Ephesians 2:7, “in order that in the coming ages he might show the incomparable riches of his grace, expressed in his kindness to us in Christ Jesus.”
Philippians 2:10–11, “[In] the name of Jesus every knee should bow, in heaven and on earth and under the earth, and every tongue acknowledge that Jesus Christ is Lord, to the glory of God the Father.”
People in the ancient world believed the earth was a flat disc and the atmosphere was a dome. It certainly looks that way to the naked eye and, without the benefit of science, one could quickly come to that conclusion. The heavens were above, and the grave, the place of the departed, was “under the earth.” Paul teaches that IN the name of Jesus, every knee should bow ~ EVERY knee, on earth, above and below it. That is the reconciliation of ALL things (Col. 1:20).
1 Peter 3:18-20, “For Christ also suffered once for sins, the righteous for the unrighteous, that he might bring us to God, being put to death in the flesh but made alive in the spirit, in which he went and proclaimed to the spirits in prison, because they formerly did not obey.”
“Proclaimed” is almost always used as ‘preaching the good news.’ In the days between his death and resurrection, Jesus declared the gospel to ALL people. His descent into hell (as per the Apostles’ Creed) accounts for the problem of God’s justice by providing an opportunity for everyone to hear the message of redemption from Jesus Himself. In other words, people received a second chance.
In the following chapter, Peter states, “For this is why the gospel was preached even to those who are dead, that though judged in the flesh the way people are, they might live in the spirit the way God does” (1 Peter 4:6). About this verse, Martin Luther wrote, “This is a strange text and certainly a more obscure passage than any other passage in the New Testament. I still do not know for sure what the apostle meant.” The inference is that Jesus, while dead, offered salvation to all who had died before his time.
Since the Resurrection?
- What about people today that have NEVER heard the gospel? Do THEY get a chance to listen to and respond?
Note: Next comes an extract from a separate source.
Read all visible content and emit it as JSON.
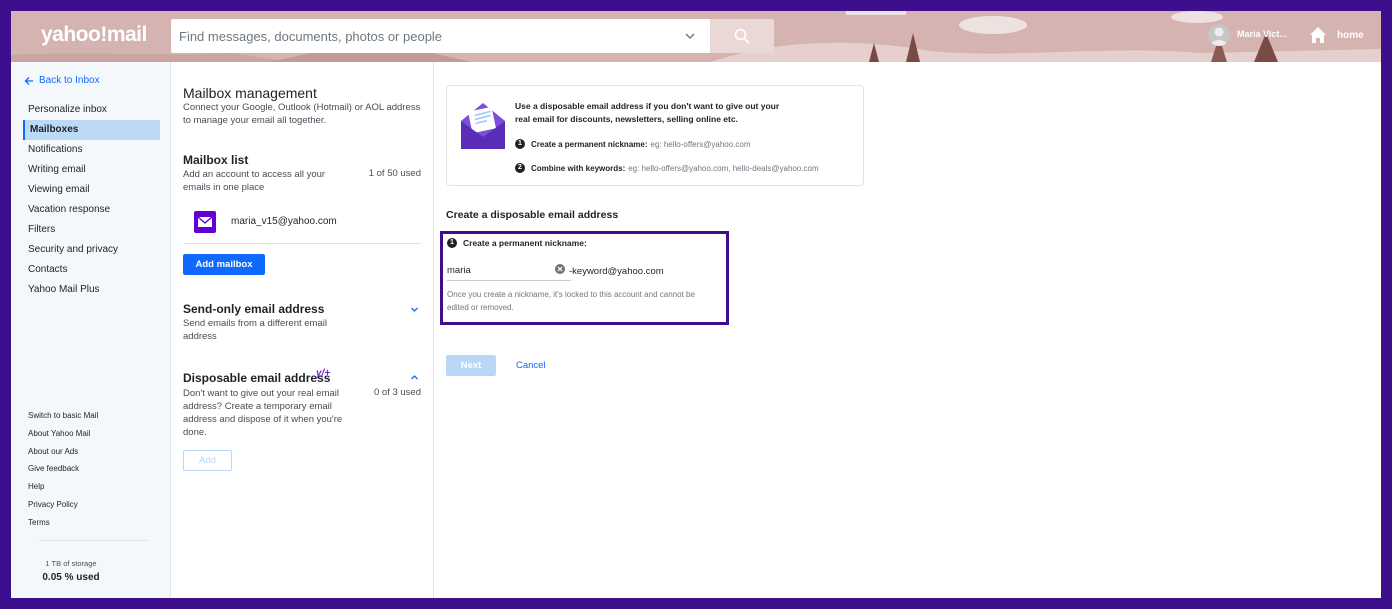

In 1522, Martin Luther wrote a letter to Hans von Reichenberg about the possibility that people could turn to God after death: “It would be a completely different question to ask whether God could grant faith to a few at the moment of their death or after death and thereby save them through faith. Who would doubt that he could do this? But no one can prove that he does do this.”
Some final questions
Is God’s forgiveness limited? When Peter asked Jesus how much he should forgive someone who offended him, he suggested seven times would be a good number. Jesus disagreed and advocated for seventy times seven, a hyperbolic way of teaching unlimited forgiveness. Does Jesus practice what he teaches? How about “love your enemies?” Does Jesus do that too? Does God’s love fail even though “God is love” and “love never fails” (1 John 4:8; 1 Cor. 13:8).
What Revelation reveals
In Revelation 22, we discover a city whose gates never close, and the wicked are outside the gates. The following verse is a marvellous invitation: “The Spirit and the bride say, “Come!” And let the one who hears say, “Come!” Let the one who is thirsty come; and let the one who wishes take the gift of the water of life.” The redeemed don’t need this invitation. They already “have the right to the tree of life and may go through the gates into the city.” Is not the invitation for the unredeemed, those outside the city gates, as a constant offer of forgiveness and life?
Theologian Bradley Jersak puts it this way, “It’s simply that he’ll always love you, with a love that even outlasts and overcomes death (Song of Solomon 8). The Bible at least hints (Rev. 21-22) that the prodigal Father will wait for you, invite you and keep the doors open for you until you’re ready to come home. He’ll wait for you forever.”